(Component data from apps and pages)
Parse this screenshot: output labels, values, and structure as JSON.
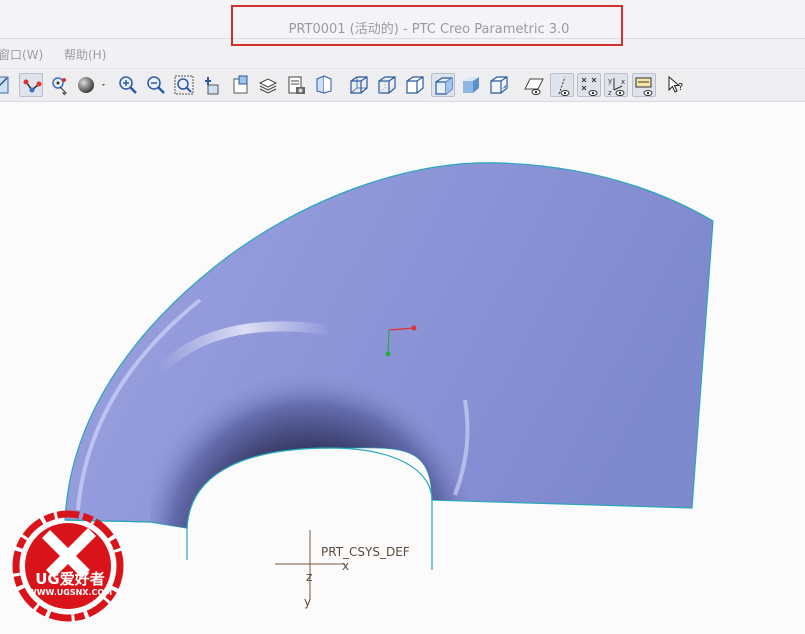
{
  "window": {
    "title": "PRT0001 (活动的) - PTC Creo Parametric 3.0"
  },
  "menu": {
    "items": [
      "窗口(W)",
      "帮助(H)"
    ]
  },
  "toolbar": {
    "icons": [
      "datum-display-icon",
      "csys-icon",
      "spin-center-icon",
      "appearance-gallery-icon",
      "zoom-in-icon",
      "zoom-out-icon",
      "refit-icon",
      "view-manager-icon",
      "named-views-icon",
      "layers-icon",
      "repaint-icon",
      "saved-orientations-icon",
      "wireframe-icon",
      "hidden-line-icon",
      "no-hidden-icon",
      "shading-with-edges-icon",
      "shading-icon",
      "shading-reflections-icon",
      "plane-display-icon",
      "axis-display-icon",
      "point-display-icon",
      "csys-display-icon",
      "annotation-display-icon",
      "whats-this-icon"
    ]
  },
  "model": {
    "csys_label": "PRT_CSYS_DEF",
    "axis_x": "x",
    "axis_y": "y",
    "axis_z": "z"
  },
  "watermark": {
    "brand": "UG爱好者",
    "url": "WWW.UGSNX.COM"
  },
  "colors": {
    "title_box": "#d0312d",
    "surface": "#8a93d6",
    "edge": "#2aa7b8"
  }
}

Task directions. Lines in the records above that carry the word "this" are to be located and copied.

Task response.
Parse this screenshot: output labels, values, and structure as JSON.
      "whats-this-icon"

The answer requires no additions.